“I go to the market every morning, because I need to see the quality with my own eyes.”
Daisuke Shimazaki cradles in his hands two giant shrimps, just boiled and ready to serve. “Yesterday they were swimming in the ocean,” he says, his voice hushed, poised to reveal a secret. “Fresh from northern Japan. The best in the world… maybe.”
That phrase is heard frequently at Sushi Yuu, Shimazaki’s family-run restaurant. His sea urchin and his fatty tuna are also “the best in the world… maybe” – although his confident tone of voice infers that there is, in fact, no ‘maybe’ about it.
Shimazaki’s late father, Shojiro, opened Sushi Yuu in 1972 in a distant suburb, later moving his shop to central Tokyo. His wife – Shimazaki’s mother – still helps from behind the scenes, bottling her annual batch of plum wine, or helping to pickle the ‘gari’ ginger so adored by regulars.
The son was initially reluctant to follow in his father’s footsteps. The family’s restaurant was close to the bars and nightclubs of Roppongi – a neon-lit playground for high-rolling businessmen.

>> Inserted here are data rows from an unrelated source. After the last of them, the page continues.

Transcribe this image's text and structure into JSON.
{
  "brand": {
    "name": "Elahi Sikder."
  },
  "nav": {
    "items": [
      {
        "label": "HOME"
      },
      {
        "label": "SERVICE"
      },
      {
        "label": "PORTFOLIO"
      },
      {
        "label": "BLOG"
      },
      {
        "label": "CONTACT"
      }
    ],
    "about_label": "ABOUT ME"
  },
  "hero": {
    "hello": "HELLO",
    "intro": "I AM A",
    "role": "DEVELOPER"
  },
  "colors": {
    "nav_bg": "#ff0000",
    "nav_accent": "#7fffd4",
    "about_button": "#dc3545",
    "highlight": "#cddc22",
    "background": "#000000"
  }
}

Young Daisuke wanted a life on the other side of the counter.
“But it turned out I was a terrible businessman,” he says. Within a year, he was in the kitchen, watching his father work. “He rarely spoke – it was a case of look and learn. That was the way back then.”
Shimazaki knows that a chef is only as good as his ingredients. To get his hands on the best fish, he depends on a network of traders, each of them a specialist – in tuna, squid, or sea urchin. He visits them at the fish market every morning. “If there’s something special coming in, they’ll call to give me a head’s up,” he says. “But I still need to see things with my own eyes.”

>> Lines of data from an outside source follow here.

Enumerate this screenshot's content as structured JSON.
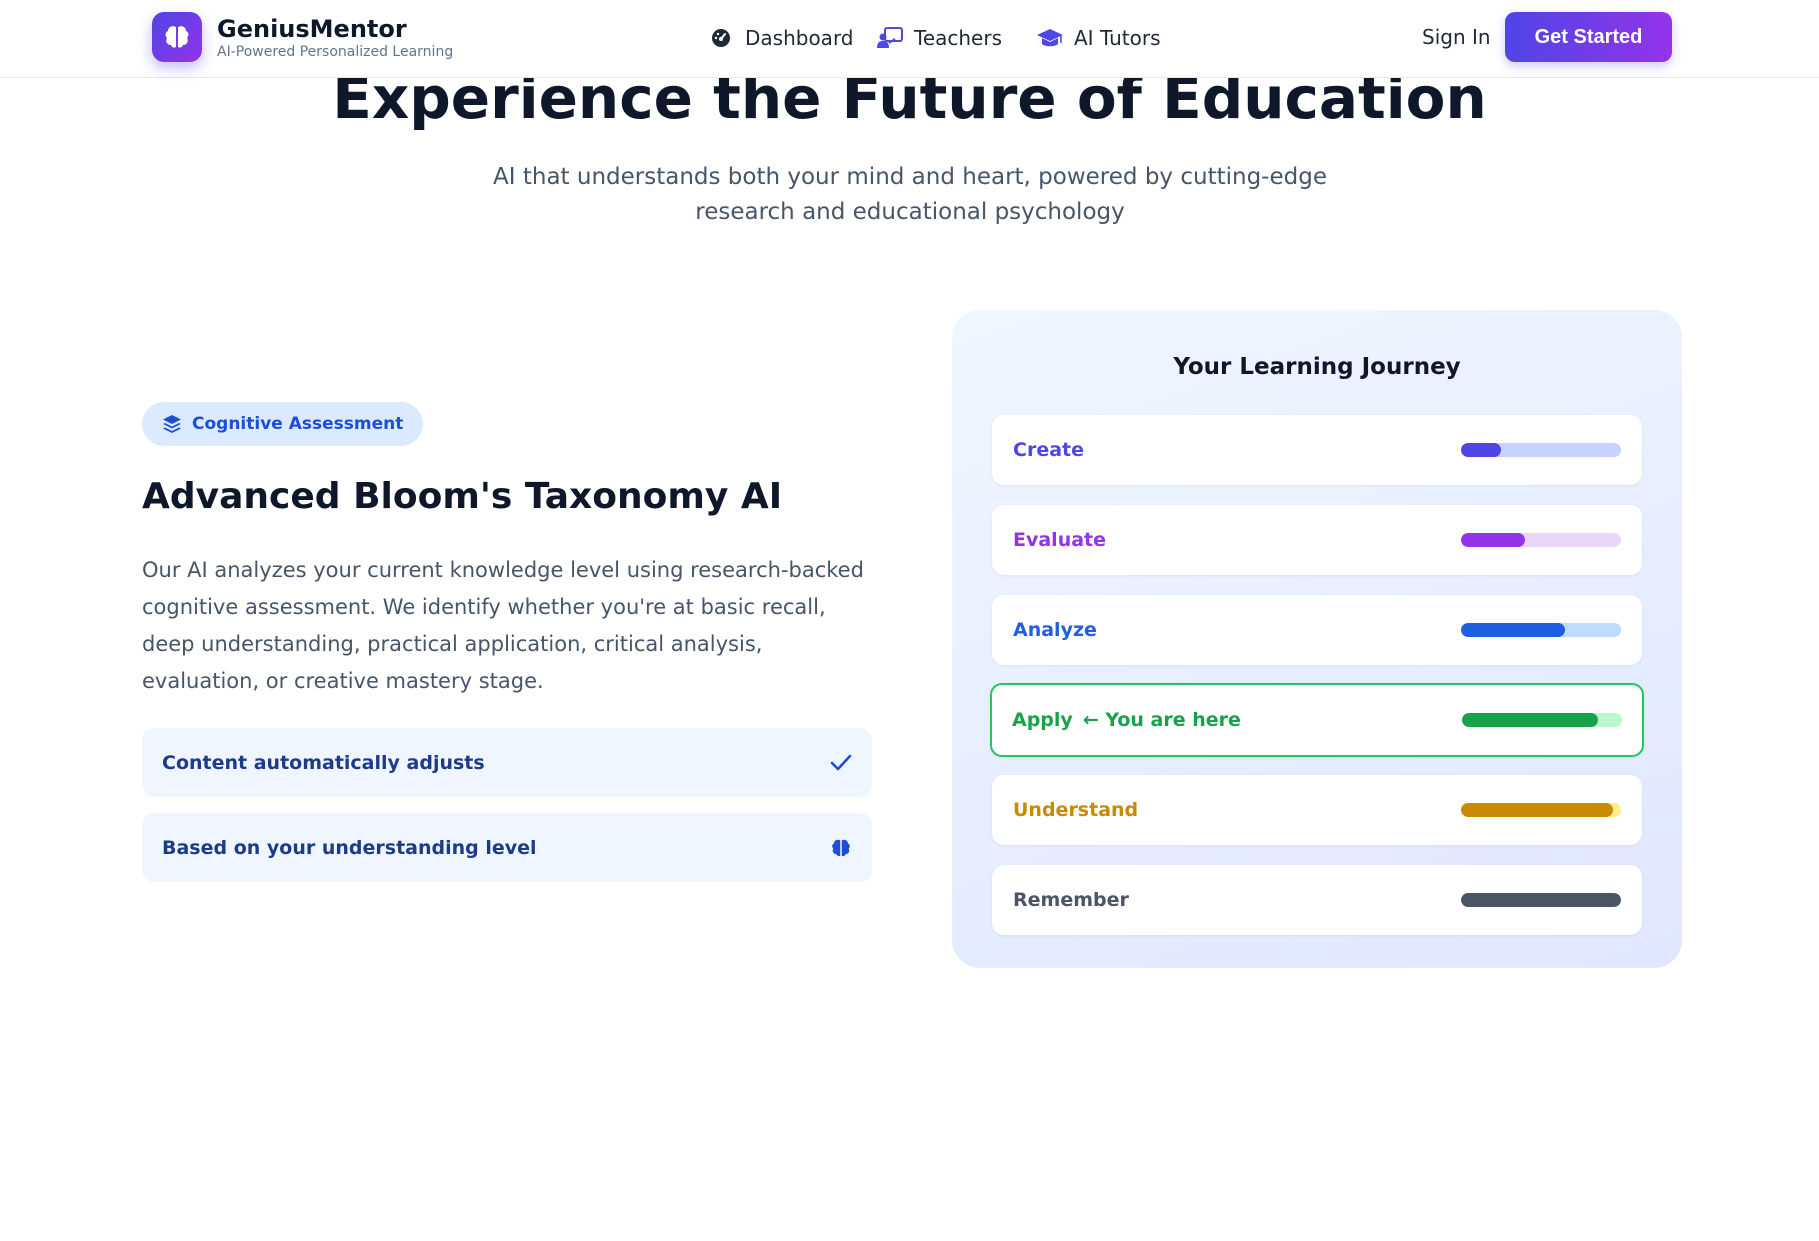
{
  "header": {
    "brand": "GeniusMentor",
    "tagline": "AI-Powered Personalized Learning",
    "logo_icon": "brain-icon",
    "nav": [
      {
        "label": "Dashboard",
        "icon": "gauge-icon"
      },
      {
        "label": "Teachers",
        "icon": "chalkboard-teacher-icon"
      },
      {
        "label": "AI Tutors",
        "icon": "graduation-cap-icon"
      }
    ],
    "sign_in": "Sign In",
    "cta": "Get Started"
  },
  "hero": {
    "title": "Experience the Future of Education",
    "subtitle": "AI that understands both your mind and heart, powered by cutting-edge research and educational psychology"
  },
  "feature": {
    "badge": {
      "label": "Cognitive Assessment",
      "icon": "layers-icon"
    },
    "title": "Advanced Bloom's Taxonomy AI",
    "description": "Our AI analyzes your current knowledge level using research-backed cognitive assessment. We identify whether you're at basic recall, deep understanding, practical application, critical analysis, evaluation, or creative mastery stage.",
    "points": [
      {
        "label": "Content automatically adjusts",
        "icon": "check-icon"
      },
      {
        "label": "Based on your understanding level",
        "icon": "brain-icon"
      }
    ]
  },
  "journey": {
    "title": "Your Learning Journey",
    "levels": [
      {
        "name": "Create",
        "note": "",
        "progress": 0.25,
        "color": "#4f46e5",
        "track": "#c7d2fe"
      },
      {
        "name": "Evaluate",
        "note": "",
        "progress": 0.4,
        "color": "#9333ea",
        "track": "#ead5fb"
      },
      {
        "name": "Analyze",
        "note": "",
        "progress": 0.65,
        "color": "#1d5fe0",
        "track": "#bfdbfe"
      },
      {
        "name": "Apply",
        "note": "← You are here",
        "progress": 0.85,
        "color": "#16a34a",
        "track": "#bbf7d0",
        "current": true
      },
      {
        "name": "Understand",
        "note": "",
        "progress": 0.95,
        "color": "#ca8a04",
        "track": "#fef08a"
      },
      {
        "name": "Remember",
        "note": "",
        "progress": 1.0,
        "color": "#4b5563",
        "track": "#e5e7eb"
      }
    ]
  }
}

Shimazaki’s sushi reflects his personality: it is uncomplicated and generous. His preparations are simple, his cuts are large, and his rice has bite. A giant Hokkaido oyster is his recommended starter when they are in season. Always on the menu is his father’s signature ‘himono’ –mackerel, rigorously salted, dried in the open air, and grilled until its buttery juices begin to ooze. In place of dessert, expect a slice of ‘tamagoyaki’ omelette – sweet, and with a hint of citrus.

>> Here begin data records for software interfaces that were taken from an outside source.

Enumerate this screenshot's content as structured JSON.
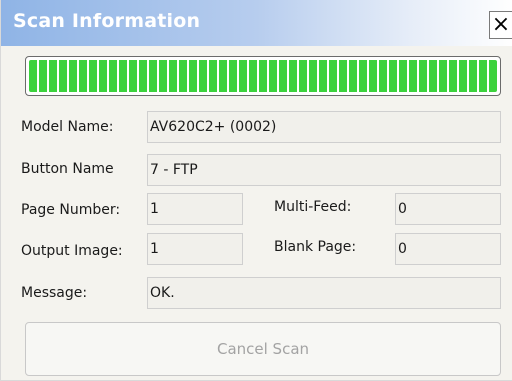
{
  "window": {
    "title": "Scan Information",
    "close_glyph": "×"
  },
  "progress": {
    "fraction": 1.0,
    "color": "#3cd23c"
  },
  "fields": {
    "model_name": {
      "label": "Model Name:",
      "value": "AV620C2+ (0002)"
    },
    "button_name": {
      "label": "Button Name",
      "value": "7 - FTP"
    },
    "page_number": {
      "label": "Page Number:",
      "value": "1"
    },
    "multi_feed": {
      "label": "Multi-Feed:",
      "value": "0"
    },
    "output_image": {
      "label": "Output Image:",
      "value": "1"
    },
    "blank_page": {
      "label": "Blank Page:",
      "value": "0"
    },
    "message": {
      "label": "Message:",
      "value": "OK."
    }
  },
  "buttons": {
    "cancel_label": "Cancel Scan"
  }
}
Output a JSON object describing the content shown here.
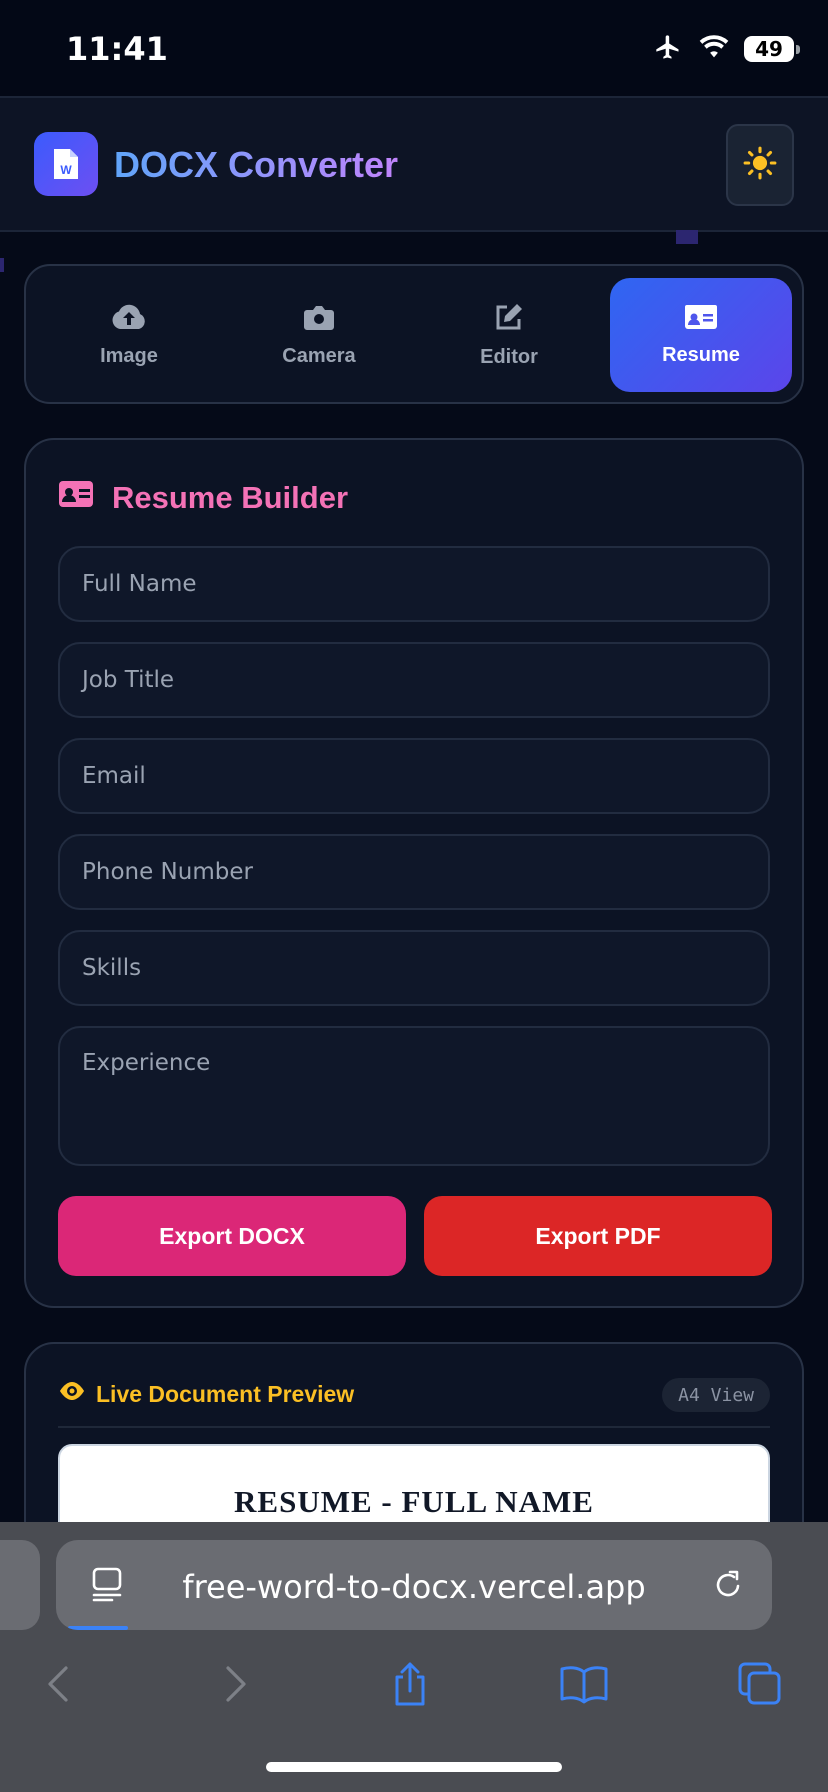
{
  "status_bar": {
    "time": "11:41",
    "battery": "49"
  },
  "header": {
    "title": "DOCX Converter",
    "logo_letter": "W"
  },
  "tabs": [
    {
      "label": "Image",
      "icon": "cloud-upload-icon",
      "active": false
    },
    {
      "label": "Camera",
      "icon": "camera-icon",
      "active": false
    },
    {
      "label": "Editor",
      "icon": "edit-icon",
      "active": false
    },
    {
      "label": "Resume",
      "icon": "id-card-icon",
      "active": true
    }
  ],
  "resume": {
    "title": "Resume Builder",
    "fields": {
      "full_name": "Full Name",
      "job_title": "Job Title",
      "email": "Email",
      "phone": "Phone Number",
      "skills": "Skills",
      "experience": "Experience"
    },
    "export_docx": "Export DOCX",
    "export_pdf": "Export PDF"
  },
  "preview": {
    "title": "Live Document Preview",
    "badge": "A4 View",
    "doc_heading": "RESUME - FULL NAME"
  },
  "browser": {
    "url": "free-word-to-docx.vercel.app"
  },
  "colors": {
    "accent_blue": "#2f66f2",
    "pink": "#f472b6",
    "docx_button": "#db2777",
    "pdf_button": "#dc2626",
    "preview_title": "#fbbf24"
  }
}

Shimazaki balances his dedication to his craft with other passions outside the kitchen – fast cars, fine whiskeys, and the occasional round of golf. A confident English speaker, he converses with his customers from all over the world as dexterously as he creates their meals.
“If people want to stay here talking and drinking until the small hours, they’re very welcome,” he says. And with only one sitting per evening, at Sushi Yuu there is no need to watch the clock.
TIPS & RESERVATION INFO
Sushi Yuu serves a light lunch at midday. For the full ‘omakase’ experience go in the evening. Reservations are needed, but thanks to the restaurant’s large counter aren’t too hard to get. They can also be made on Facebook.